## Exercise aim
Restate the data below word for word. Leave the images out.

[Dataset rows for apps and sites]
□ □ □ □ □
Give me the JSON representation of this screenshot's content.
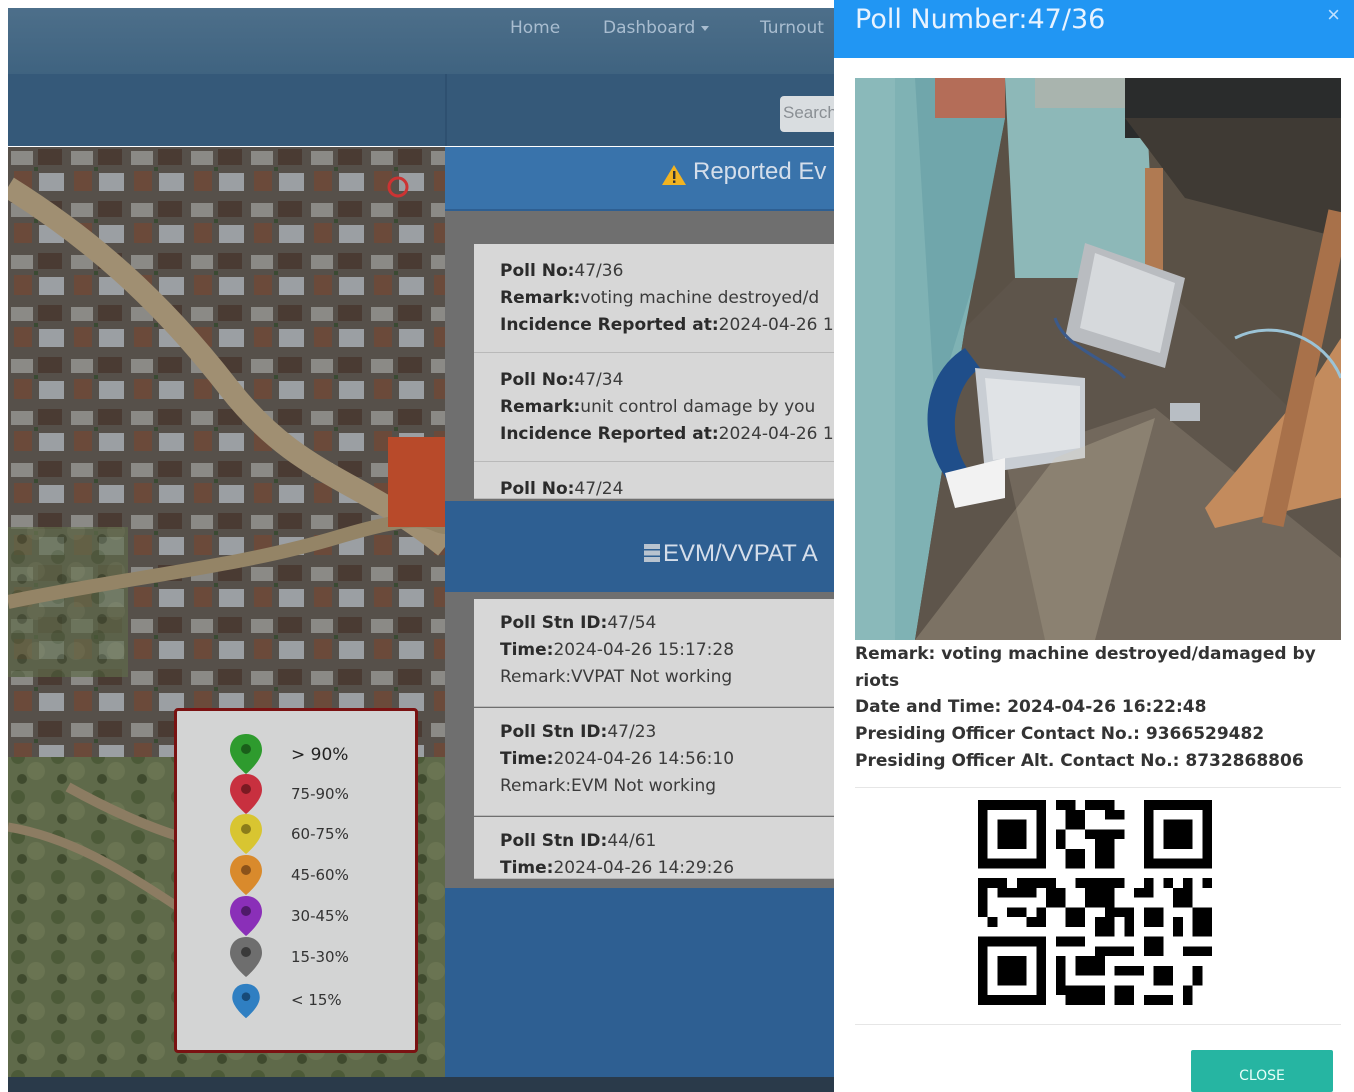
{
  "nav": {
    "home": "Home",
    "dashboard": "Dashboard",
    "turnout": "Turnout"
  },
  "search": {
    "placeholder": "Search"
  },
  "reported_events": {
    "title": "Reported Ev",
    "items": [
      {
        "poll_label": "Poll No:",
        "poll": "47/36",
        "remark_label": "Remark:",
        "remark": "voting machine destroyed/d",
        "time_label": "Incidence Reported at:",
        "time": "2024-04-26 1"
      },
      {
        "poll_label": "Poll No:",
        "poll": "47/34",
        "remark_label": "Remark:",
        "remark": "unit control damage by you",
        "time_label": "Incidence Reported at:",
        "time": "2024-04-26 1"
      },
      {
        "poll_label": "Poll No:",
        "poll": "47/24"
      }
    ]
  },
  "evm": {
    "title": "EVM/VVPAT A",
    "items": [
      {
        "id_label": "Poll Stn ID:",
        "id": "47/54",
        "time_label": "Time:",
        "time": "2024-04-26 15:17:28",
        "remark": "Remark:VVPAT Not working"
      },
      {
        "id_label": "Poll Stn ID:",
        "id": "47/23",
        "time_label": "Time:",
        "time": "2024-04-26 14:56:10",
        "remark": "Remark:EVM Not working"
      },
      {
        "id_label": "Poll Stn ID:",
        "id": "44/61",
        "time_label": "Time:",
        "time": "2024-04-26 14:29:26"
      }
    ]
  },
  "legend": [
    {
      "label": "> 90%",
      "color": "#2e9b2e"
    },
    {
      "label": "75-90%",
      "color": "#c8303f"
    },
    {
      "label": "60-75%",
      "color": "#d8c531"
    },
    {
      "label": "45-60%",
      "color": "#d98a2c"
    },
    {
      "label": "30-45%",
      "color": "#8a2fb8"
    },
    {
      "label": "15-30%",
      "color": "#6e6e6e"
    },
    {
      "label": "< 15%",
      "color": "#2f7fc2"
    }
  ],
  "modal": {
    "title": "Poll Number:47/36",
    "close_x": "×",
    "remark": "Remark: voting machine destroyed/damaged by",
    "remark_cont": "riots",
    "datetime": "Date and Time: 2024-04-26 16:22:48",
    "contact": "Presiding Officer Contact No.: 9366529482",
    "alt_contact": "Presiding Officer Alt. Contact No.: 8732868806",
    "close_button": "CLOSE"
  },
  "colors": {
    "modal_header": "#2196f3",
    "close_button": "#26b5a2",
    "panel_blue": "#2e5f92"
  }
}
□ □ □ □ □
## Your solution
Give me the JSON representation of this screenshot's content.
{
  "nav": {
    "home": "Home",
    "dashboard": "Dashboard",
    "turnout": "Turnout"
  },
  "search": {
    "placeholder": "Search"
  },
  "reported_events": {
    "title": "Reported Ev",
    "items": [
      {
        "poll_label": "Poll No:",
        "poll": "47/36",
        "remark_label": "Remark:",
        "remark": "voting machine destroyed/d",
        "time_label": "Incidence Reported at:",
        "time": "2024-04-26 1"
      },
      {
        "poll_label": "Poll No:",
        "poll": "47/34",
        "remark_label": "Remark:",
        "remark": "unit control damage by you",
        "time_label": "Incidence Reported at:",
        "time": "2024-04-26 1"
      },
      {
        "poll_label": "Poll No:",
        "poll": "47/24"
      }
    ]
  },
  "evm": {
    "title": "EVM/VVPAT A",
    "items": [
      {
        "id_label": "Poll Stn ID:",
        "id": "47/54",
        "time_label": "Time:",
        "time": "2024-04-26 15:17:28",
        "remark": "Remark:VVPAT Not working"
      },
      {
        "id_label": "Poll Stn ID:",
        "id": "47/23",
        "time_label": "Time:",
        "time": "2024-04-26 14:56:10",
        "remark": "Remark:EVM Not working"
      },
      {
        "id_label": "Poll Stn ID:",
        "id": "44/61",
        "time_label": "Time:",
        "time": "2024-04-26 14:29:26"
      }
    ]
  },
  "legend": [
    {
      "label": "> 90%",
      "color": "#2e9b2e"
    },
    {
      "label": "75-90%",
      "color": "#c8303f"
    },
    {
      "label": "60-75%",
      "color": "#d8c531"
    },
    {
      "label": "45-60%",
      "color": "#d98a2c"
    },
    {
      "label": "30-45%",
      "color": "#8a2fb8"
    },
    {
      "label": "15-30%",
      "color": "#6e6e6e"
    },
    {
      "label": "< 15%",
      "color": "#2f7fc2"
    }
  ],
  "modal": {
    "title": "Poll Number:47/36",
    "close_x": "×",
    "remark": "Remark: voting machine destroyed/damaged by",
    "remark_cont": "riots",
    "datetime": "Date and Time: 2024-04-26 16:22:48",
    "contact": "Presiding Officer Contact No.: 9366529482",
    "alt_contact": "Presiding Officer Alt. Contact No.: 8732868806",
    "close_button": "CLOSE"
  },
  "colors": {
    "modal_header": "#2196f3",
    "close_button": "#26b5a2",
    "panel_blue": "#2e5f92"
  }
}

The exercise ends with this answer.